A very serious fight between Apple Computer and Apple Records of The Beatles is now headed for the ninth round.
On this side of the ring is Sir Paul McCartney, with the title of a legendary musical artist and boyish looks with a cute smile. On the other side, yet another youthful boy wonder, Steve Jobs, with his intellect and a legendary title for being the first to lead the start of the personal computer revolution.
The fight is all about the name and use of the word “Apple,” and its right owners.
The Beatles already have successfully defeated Apple Computer in the earlier rounds, as The Beatles formed Apple Records in 1968, when Steve was just toying with the wires in his garage.
Apple Computer was formed much later, so it had to pay Apple Records some $25 million very quietly in a settlement after a long and very bitter and expensive battle.
These fights are quite common, as long as picking names for corporate branding is considered a simple task.
Now, suddenly, the saga opens again. This time, just by hitting similar musical notes on the innovation scale, the trouble was echoed. It started with the creation of iTunes.
Simply put, both of the forbidden fruits went into the same business of music. Now the battalions of American attorneys with high-priced blue suits and howdy-doody firm handshakes are engaged in pillow fights with the tight-lipped, upper-crusted British solicitors of the Empire, suited in grey flannel, costumed wigs and all.
The sun already set on this empire a long time ago but the zesty spirit is still there. Right on.
“Order! Order! Order!”
The story is so simple and the lesson ever so very clear. Never name a company after a fruit.
Now for all those corporations whose corporate branding originated out of a botanical or a zoological expedition, this should be a big lesson and a serious warning. Look out, the serpent cometh your way. Sooner or later, the fruit basket will be kicked and legal fights will start.
Beware of Fruity Names
Watch out for the tumbling of corporate brand identities the likes of oranges, pineapples, apricots, cherries and peaches, as periodically they all have their days in court, and most fade away in the long haul.
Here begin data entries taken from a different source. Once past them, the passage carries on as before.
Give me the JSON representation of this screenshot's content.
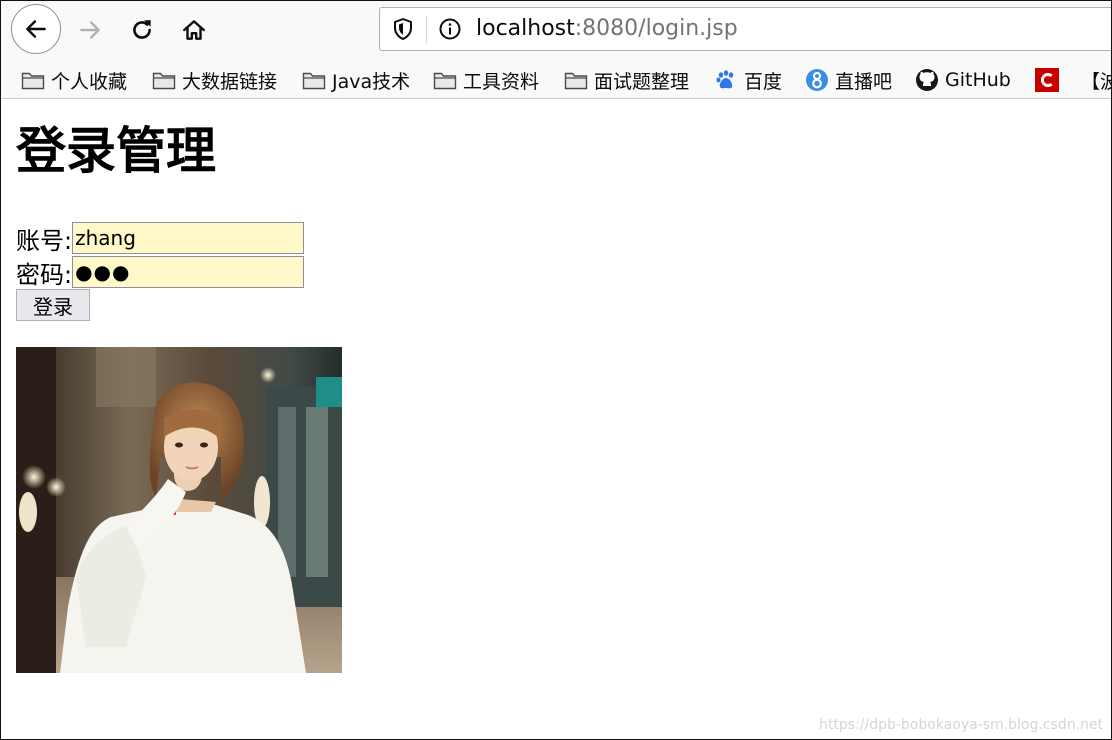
{
  "browser": {
    "url_host": "localhost",
    "url_rest": ":8080/login.jsp",
    "icons": {
      "back": "arrow-left-icon",
      "forward": "arrow-right-icon",
      "reload": "reload-icon",
      "home": "home-icon",
      "tracking": "shield-icon",
      "site_info": "info-icon"
    }
  },
  "bookmarks": [
    {
      "label": "个人收藏",
      "icon": "folder-icon"
    },
    {
      "label": "大数据链接",
      "icon": "folder-icon"
    },
    {
      "label": "Java技术",
      "icon": "folder-icon"
    },
    {
      "label": "工具资料",
      "icon": "folder-icon"
    },
    {
      "label": "面试题整理",
      "icon": "folder-icon"
    },
    {
      "label": "百度",
      "icon": "baidu-paw-icon"
    },
    {
      "label": "直播吧",
      "icon": "zhibo8-icon"
    },
    {
      "label": "GitHub",
      "icon": "github-icon"
    },
    {
      "label": "",
      "icon": "csdn-icon"
    },
    {
      "label": "【波",
      "icon": ""
    }
  ],
  "page": {
    "title": "登录管理",
    "account_label": "账号:",
    "account_value": "zhang",
    "password_label": "密码:",
    "password_value": "●●●",
    "login_button": "登录",
    "watermark": "https://dpb-bobokaoya-sm.blog.csdn.net"
  },
  "colors": {
    "autofill_bg": "#fff8c8",
    "button_bg": "#e9e9ed",
    "chrome_bg": "#f9f9fa",
    "csdn_red": "#c90000",
    "baidu_blue": "#2f78e8",
    "zhibo8_blue": "#3a8ee6"
  }
}
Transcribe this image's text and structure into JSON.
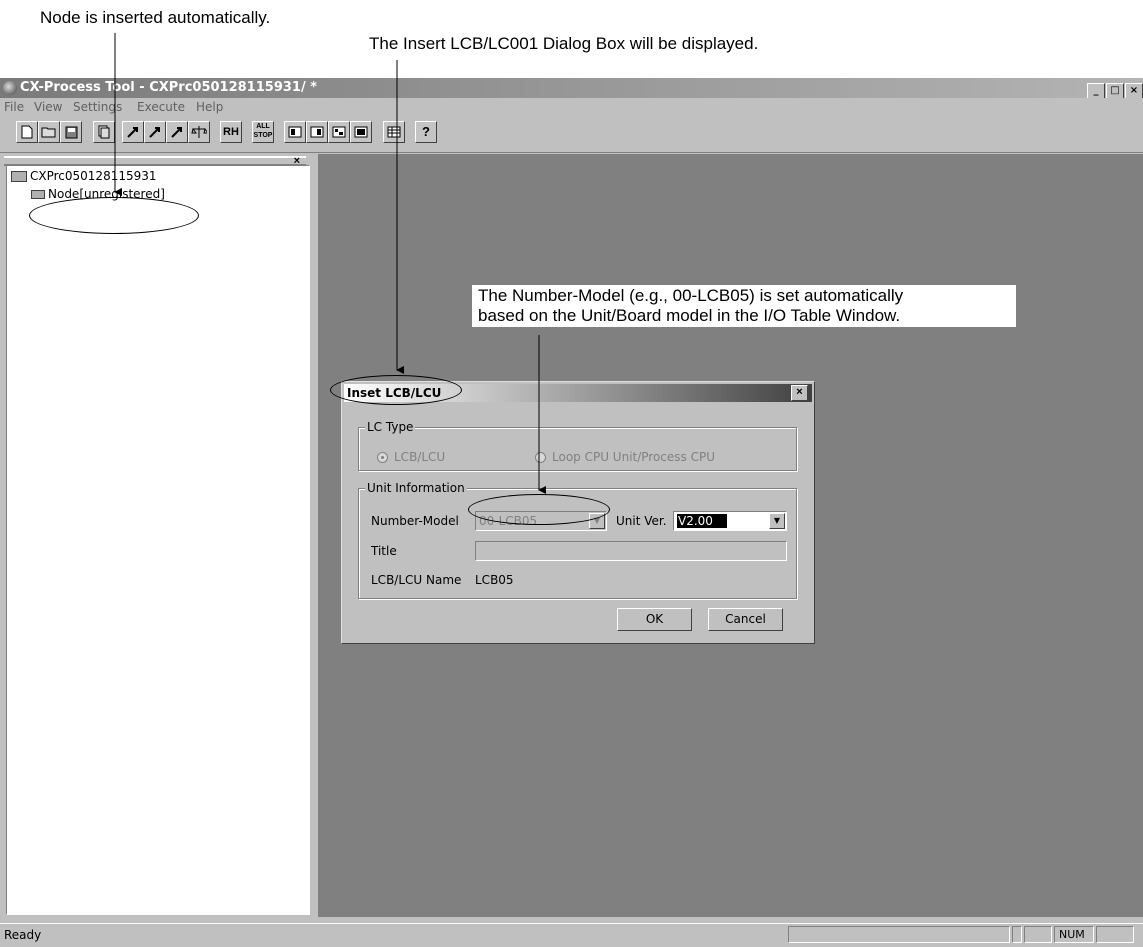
{
  "annotations": {
    "node_inserted": "Node is inserted automatically.",
    "dialog_displayed": "The Insert LCB/LC001 Dialog Box will be displayed.",
    "number_model_line1": "The Number-Model (e.g., 00-LCB05) is set automatically",
    "number_model_line2": "based on the Unit/Board model in the I/O Table Window."
  },
  "window": {
    "title": "CX-Process Tool - CXPrc050128115931/ *",
    "controls": [
      "_",
      "□",
      "×"
    ]
  },
  "menu": [
    "File",
    "View",
    "Settings",
    "Execute",
    "Help"
  ],
  "toolbar": {
    "icons": [
      "new-icon",
      "open-icon",
      "save-icon",
      "copy-icon",
      "transfer-up-icon",
      "transfer-icon",
      "transfer-down-icon",
      "compare-icon",
      "run-icon",
      "stop-icon",
      "block-icon-1",
      "block-icon-2",
      "block-icon-3",
      "block-icon-4",
      "table-icon",
      "help-icon"
    ],
    "labels": {
      "run": "RH",
      "stop": "ALL STOP",
      "help": "?"
    }
  },
  "tree": {
    "close": "×",
    "root": "CXPrc050128115931",
    "node": "Node[unregistered]"
  },
  "status": {
    "text": "Ready",
    "num": "NUM"
  },
  "dialog": {
    "title": "Inset LCB/LCU",
    "close": "×",
    "lc_type": {
      "label": "LC Type",
      "option1": "LCB/LCU",
      "option2": "Loop CPU Unit/Process CPU"
    },
    "unit_info": {
      "label": "Unit Information",
      "number_model_label": "Number-Model",
      "number_model_value": "00-LCB05",
      "unit_ver_label": "Unit Ver.",
      "unit_ver_value": "V2.00",
      "title_label": "Title",
      "name_label": "LCB/LCU Name",
      "name_value": "LCB05"
    },
    "ok": "OK",
    "cancel": "Cancel"
  }
}
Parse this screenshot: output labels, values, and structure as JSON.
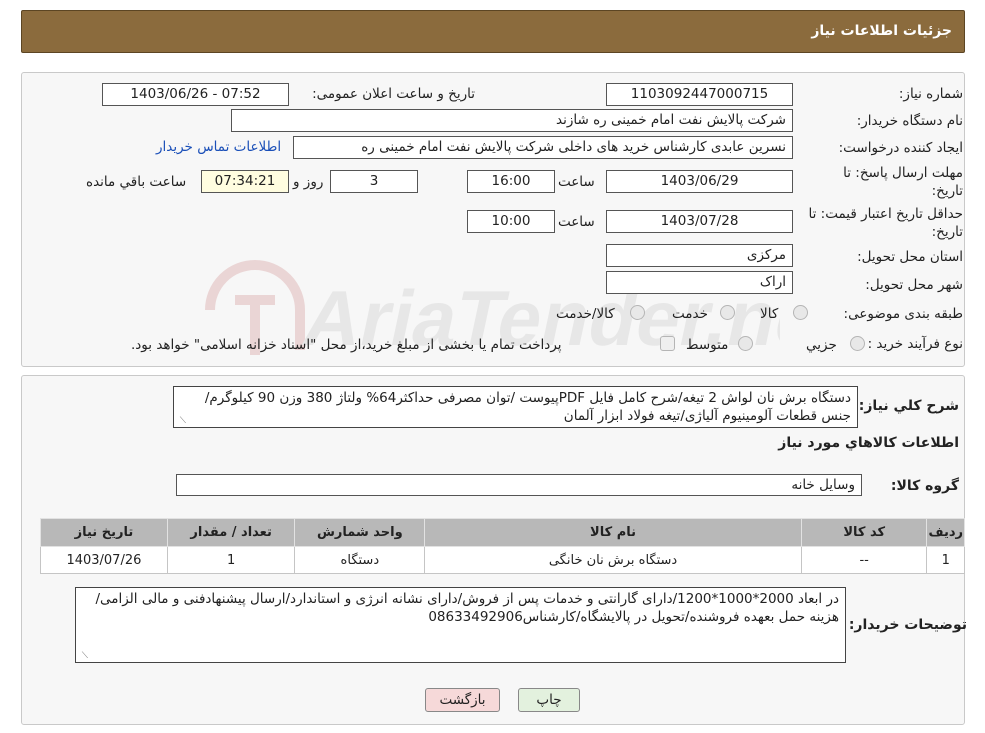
{
  "header": {
    "title": "جزئیات اطلاعات نیاز"
  },
  "form": {
    "need_number": {
      "label": "شماره نیاز:",
      "value": "1103092447000715"
    },
    "announce_datetime": {
      "label": "تاریخ و ساعت اعلان عمومی:",
      "value": "1403/06/26 - 07:52"
    },
    "buyer_org": {
      "label": "نام دستگاه خریدار:",
      "value": "شرکت پالایش نفت امام خمینی  ره  شازند"
    },
    "requester": {
      "label": "ایجاد کننده درخواست:",
      "value": "نسرین عابدی کارشناس خرید های داخلی  شرکت پالایش نفت امام خمینی  ره",
      "contact_link": "اطلاعات تماس خریدار"
    },
    "reply_deadline": {
      "label_line1": "مهلت ارسال پاسخ: تا",
      "label_line2": "تاریخ:",
      "date": "1403/06/29",
      "time_label": "ساعت",
      "time": "16:00",
      "days": "3",
      "days_label": "روز و",
      "remaining": "07:34:21",
      "remaining_label": "ساعت باقي مانده"
    },
    "price_validity": {
      "label_line1": "حداقل تاریخ اعتبار قیمت: تا",
      "label_line2": "تاریخ:",
      "date": "1403/07/28",
      "time_label": "ساعت",
      "time": "10:00"
    },
    "province": {
      "label": "استان محل تحویل:",
      "value": "مرکزی"
    },
    "city": {
      "label": "شهر محل تحویل:",
      "value": "اراک"
    },
    "category": {
      "label": "طبقه بندی موضوعی:",
      "options": [
        "کالا",
        "خدمت",
        "کالا/خدمت"
      ]
    },
    "process": {
      "label": "نوع فرآیند خرید :",
      "options": [
        "جزیي",
        "متوسط"
      ],
      "note": "پرداخت تمام یا بخشی از مبلغ خرید،از محل \"اسناد خزانه اسلامی\" خواهد بود."
    }
  },
  "summary": {
    "label": "شرح کلي نياز:",
    "text": "دستگاه برش نان لواش 2 تیغه/شرح کامل فایل PDFپیوست /توان مصرفی حداکثر64% ولتاژ 380 وزن 90 کیلوگرم/جنس قطعات آلومینیوم آلیاژی/تیغه فولاد ابزار آلمان"
  },
  "goods_section": {
    "title": "اطلاعات کالاهاي مورد نياز",
    "group_label": "گروه کالا:",
    "group_value": "وسایل خانه",
    "table": {
      "headers": [
        "رديف",
        "کد کالا",
        "نام کالا",
        "واحد شمارش",
        "تعداد / مقدار",
        "تاريخ نياز"
      ],
      "rows": [
        [
          "1",
          "--",
          "دستگاه برش نان خانگی",
          "دستگاه",
          "1",
          "1403/07/26"
        ]
      ]
    }
  },
  "buyer_notes": {
    "label": "توضیحات خریدار:",
    "text": "در ابعاد 2000*1000*1200/دارای گارانتی و خدمات پس از فروش/دارای نشانه انرژی و استاندارد/ارسال پیشنهادفنی و مالی الزامی/هزینه حمل بعهده فروشنده/تحویل در پالایشگاه/کارشناس08633492906"
  },
  "buttons": {
    "print": "چاپ",
    "back": "بازگشت"
  },
  "colors": {
    "header_bg": "#8b6b3d",
    "back_button_bg": "#f6d9d9",
    "print_button_bg": "#e3f1de"
  }
}
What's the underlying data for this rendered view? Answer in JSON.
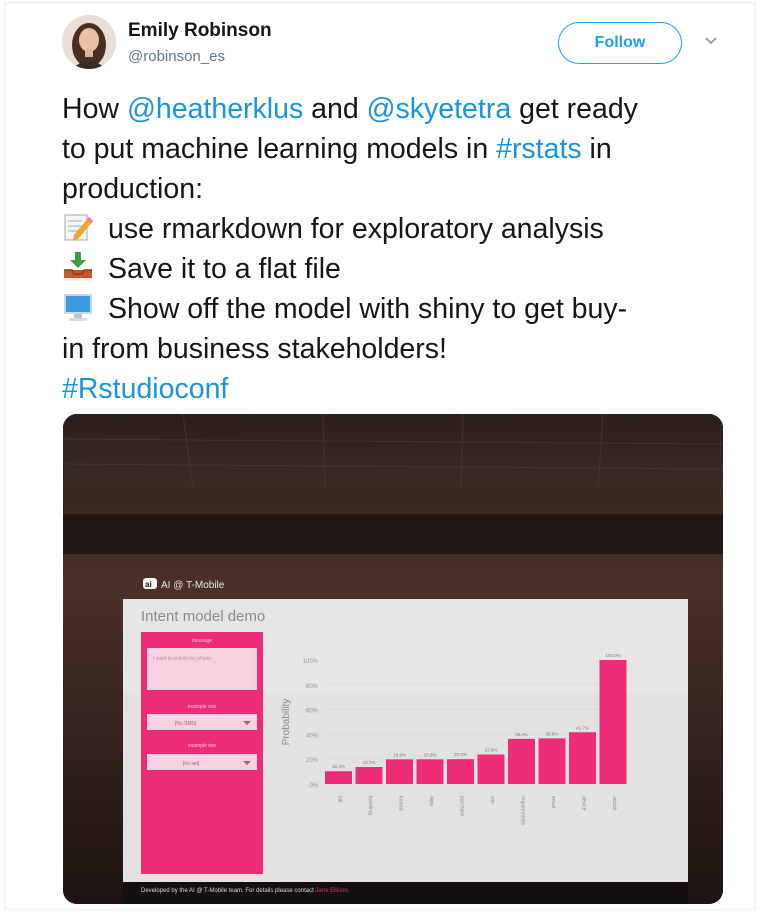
{
  "tweet": {
    "author_name": "Emily Robinson",
    "author_handle": "@robinson_es",
    "follow_label": "Follow",
    "line1": {
      "a": "How ",
      "m1": "@heatherklus",
      "b": " and ",
      "m2": "@skyetetra",
      "c": " get ready"
    },
    "line2": {
      "a": "to put machine learning models in ",
      "tag": "#rstats",
      "b": " in"
    },
    "line3": "production:",
    "bullets": [
      "use rmarkdown for exploratory analysis",
      "Save it to a flat file",
      "Show off the model with shiny to get buy-"
    ],
    "line7": "in from business stakeholders!",
    "hashtag": "#Rstudioconf",
    "colors": {
      "link": "#1b95e0",
      "accent": "#1da1f2",
      "slide_pink": "#ec2d75"
    }
  },
  "slide": {
    "brand": "AI @ T-Mobile",
    "brand_logo_text": "ai",
    "title": "Intent model demo",
    "form": {
      "message_label": "message",
      "message_value": "I want to unlock my phone",
      "select1_label": "example one",
      "select1_value": "[No SMS]",
      "select2_label": "example two",
      "select2_value": "[no sel]"
    },
    "footer_text": "Developed by the AI @ T-Mobile team. For details please contact",
    "footer_contact": "Jane Ellison.",
    "chart_data": {
      "type": "bar",
      "ylabel": "Probability",
      "yticks": [
        "100%",
        "80%",
        "60%",
        "40%",
        "20%",
        "0%"
      ],
      "ylim": [
        0,
        100
      ],
      "categories": [
        "bill",
        "traveling",
        "locked",
        "data",
        "purchase",
        "sim",
        "requirements",
        "email",
        "device",
        "unlock"
      ],
      "values": [
        10.3,
        13.7,
        19.9,
        19.9,
        20.0,
        23.8,
        36.4,
        36.8,
        41.7,
        100.0
      ],
      "labels": [
        "10.3%",
        "13.7%",
        "19.9%",
        "19.9%",
        "20.0%",
        "23.8%",
        "36.4%",
        "36.8%",
        "41.7%",
        "100.0%"
      ]
    }
  }
}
Apple Records and Apple Computer are now two rare examples of such survivals in modern times.
It is suggested that the fight is so intense that, aside from the famous large class-action suits, this settlement would be the largest amount in legal history. It has been reported that when this mind-boggling amount is introduced, there will be a possibility that Apple Records could get a chunk of equity from Apple Computer plus a board membership. Talk about a bite.
It is also said that The Beatles have suggested that Apple Computer should call itself a “Banana,” or anything other than apple.
Now, now where are their British manners? Are consumers really ready to carry “Mr. iBanana”?
The story gets bigger. The debate is on two fronts: “name confusion” and “wares”. Wares are things for which a name is registered and used, and confusion comes when customers can’t identify the correct company.
Issue Is ‘Wares’
On the basis of confusion, The Beatles were too picky to pick the first round, as no one confused Apple Computer with Apple Records. Now the issue is “wares,” and increasingly under the trademark laws, “wares” are becoming problematic. For example, how do you differentiate easily between media, music, news or Web, Internet, computers, with cable, voice or technology? They all seem to be just one bundle of services.
iPod, iTunes and related items are now in direct clash with vinyl records and music sheets. True, they are closely related this time.
Who knew then, when The Beatles in 1968 picked up the name “Apple” quite innocently, and so did Steve Jobs later. That was then, this is now. The entire globe and entire markets have shrunk, and it seems that everyone is now on top of each other. Corporate branding is no longer a game of picking names out of a hat.
It is very hard for trademark practitioners to look out for these merging technologies and changing perceptions. But then, most CEOs and corporate executives would not take a prewarning from a trademark attorney seriously and instead would proceed with a gung-ho launch of the name so that later Messer’s Howdy-Doody Attorneys can pay millions in damages, while the corporation dodges from embarrassing court cases.
When will your corporation be in court to defend your corporate branding and your name identity? This can be established very easily. Enter your name in “quotes” in Google, and if there are dozens of identical business names, and they are also in your related business, then it’s time you quickly start a legal-fund, as the serpent cometh your way, too.
Naseem Javed, author Naming for Power and alsoDomain Wars, is recognized as a world authority on global nameidentities and domain issues. Javed founded ABC Namebank, aconsultancy he established a quarter century ago, and conducts executiveworkshops on image and name identity issues. Contact him at [email protected]